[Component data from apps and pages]
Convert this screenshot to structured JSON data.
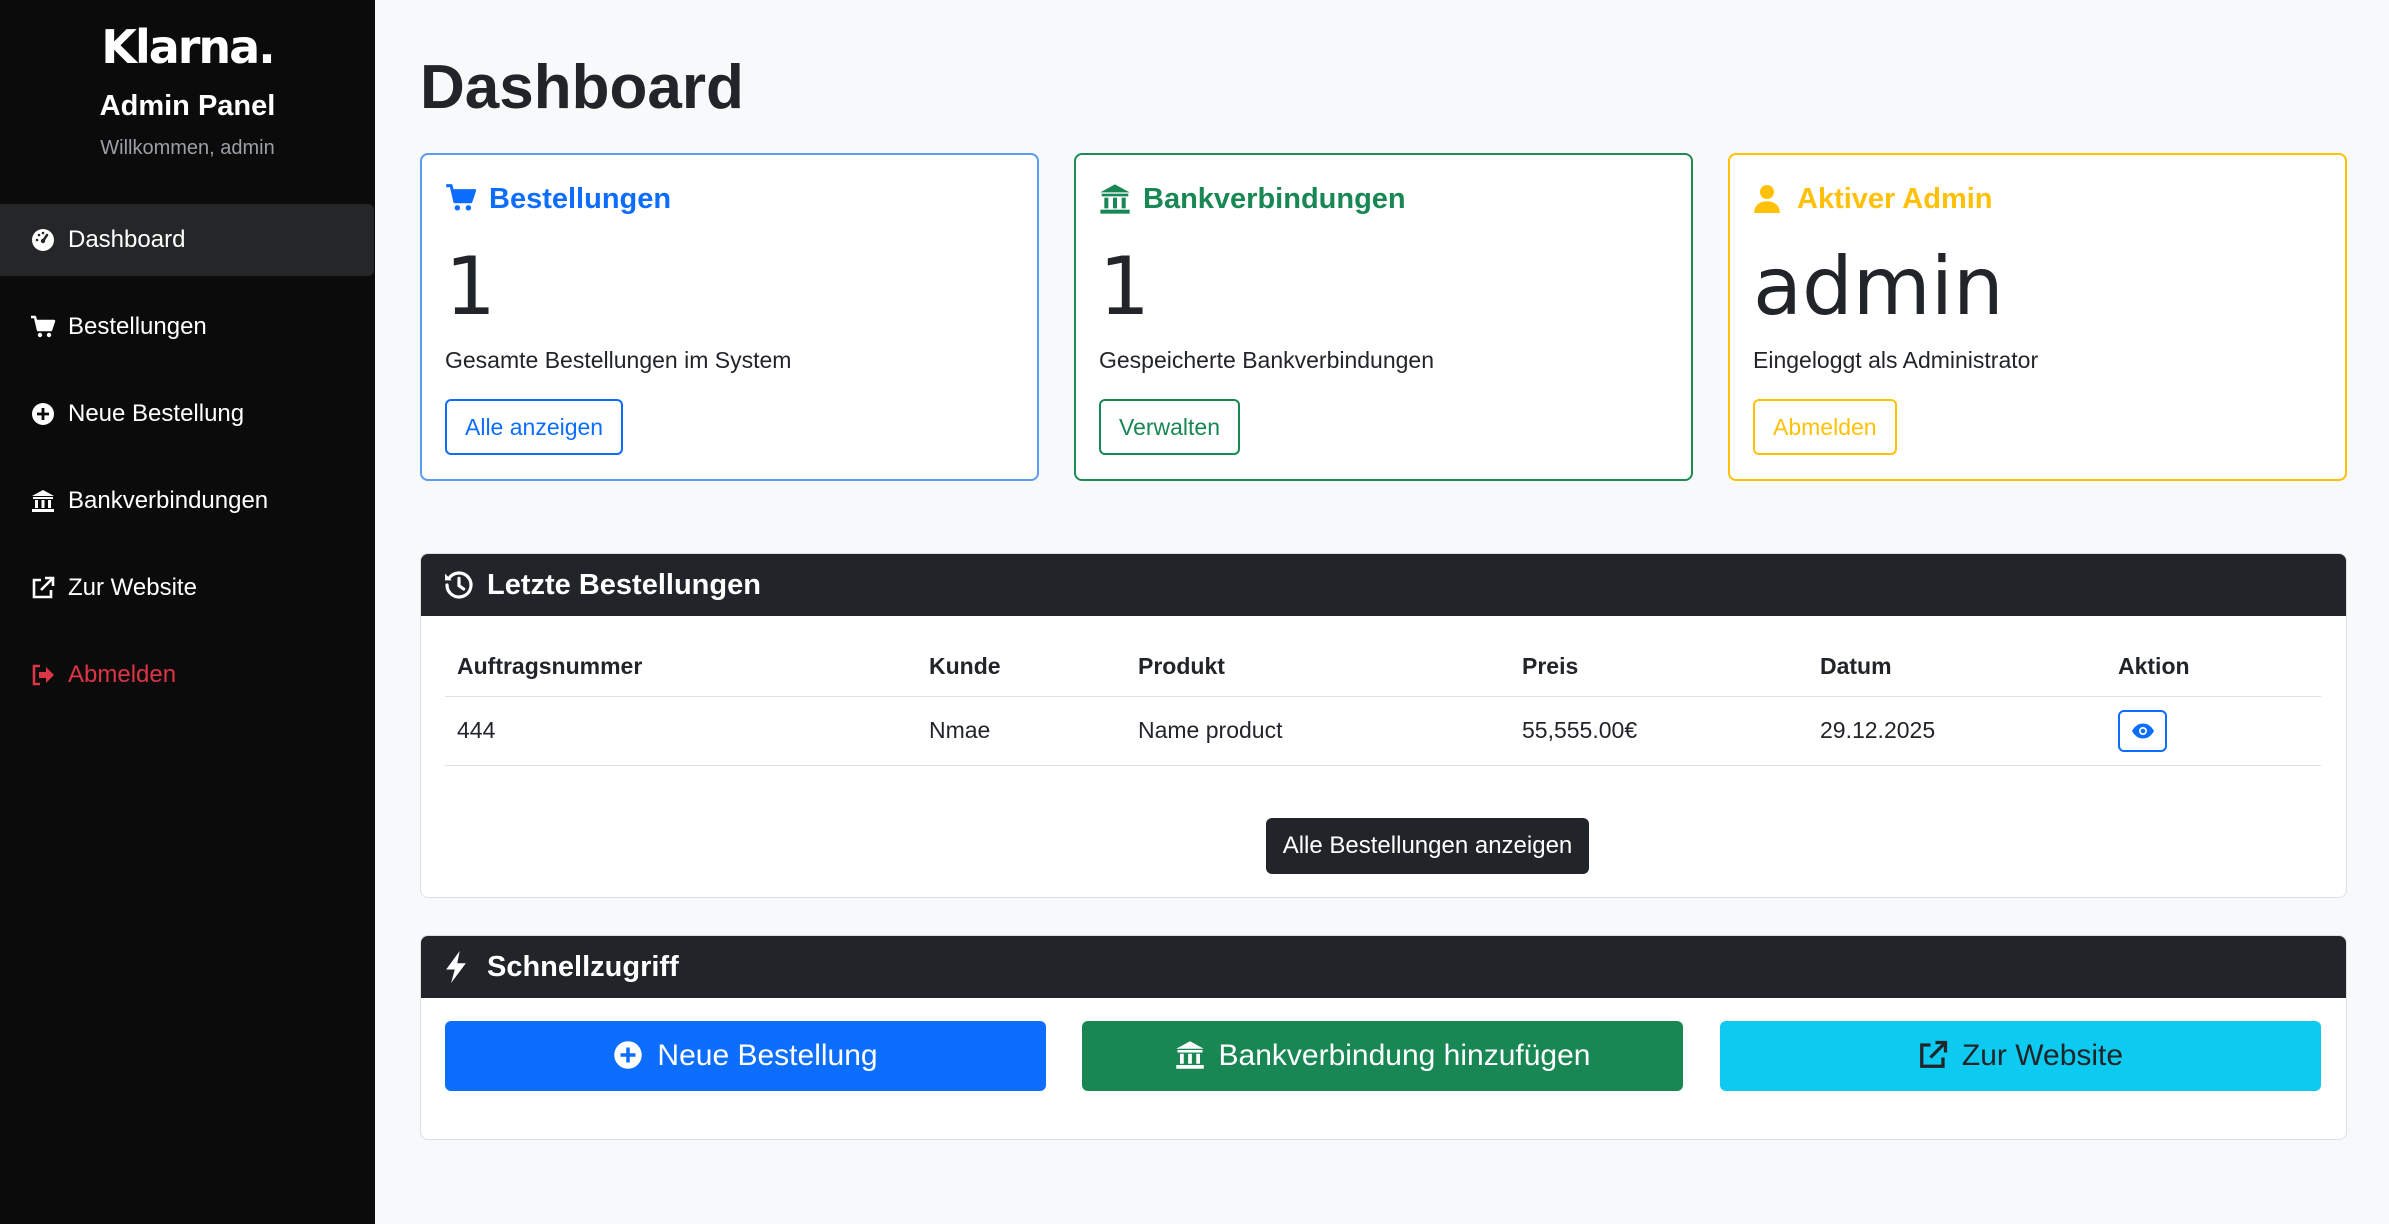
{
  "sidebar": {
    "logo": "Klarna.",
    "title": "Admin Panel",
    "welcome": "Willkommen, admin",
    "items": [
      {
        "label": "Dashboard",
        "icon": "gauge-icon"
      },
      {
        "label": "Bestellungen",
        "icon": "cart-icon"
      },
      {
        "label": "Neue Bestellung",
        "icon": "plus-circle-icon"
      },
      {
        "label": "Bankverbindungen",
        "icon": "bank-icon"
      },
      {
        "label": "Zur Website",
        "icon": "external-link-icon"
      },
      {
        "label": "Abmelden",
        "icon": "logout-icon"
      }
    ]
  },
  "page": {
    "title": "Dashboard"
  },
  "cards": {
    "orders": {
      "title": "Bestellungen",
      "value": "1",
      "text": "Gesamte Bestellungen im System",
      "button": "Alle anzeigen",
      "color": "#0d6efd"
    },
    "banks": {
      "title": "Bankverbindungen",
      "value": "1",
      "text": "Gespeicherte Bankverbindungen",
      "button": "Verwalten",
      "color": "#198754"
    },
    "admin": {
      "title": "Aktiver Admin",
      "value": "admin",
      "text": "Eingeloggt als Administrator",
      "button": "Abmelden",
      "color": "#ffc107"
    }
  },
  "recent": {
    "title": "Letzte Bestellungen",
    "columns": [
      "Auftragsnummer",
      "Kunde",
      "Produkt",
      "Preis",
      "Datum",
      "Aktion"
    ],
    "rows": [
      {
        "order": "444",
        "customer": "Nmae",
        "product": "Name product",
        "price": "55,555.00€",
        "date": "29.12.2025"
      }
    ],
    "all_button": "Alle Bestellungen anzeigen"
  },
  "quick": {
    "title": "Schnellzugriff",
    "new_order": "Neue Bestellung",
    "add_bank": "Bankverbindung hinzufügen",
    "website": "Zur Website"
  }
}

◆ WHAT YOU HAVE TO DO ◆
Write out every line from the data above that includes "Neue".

◆ FINISHED TASK ◆
        "label": "Neue Bestellung",
    "new_order": "Neue Bestellung",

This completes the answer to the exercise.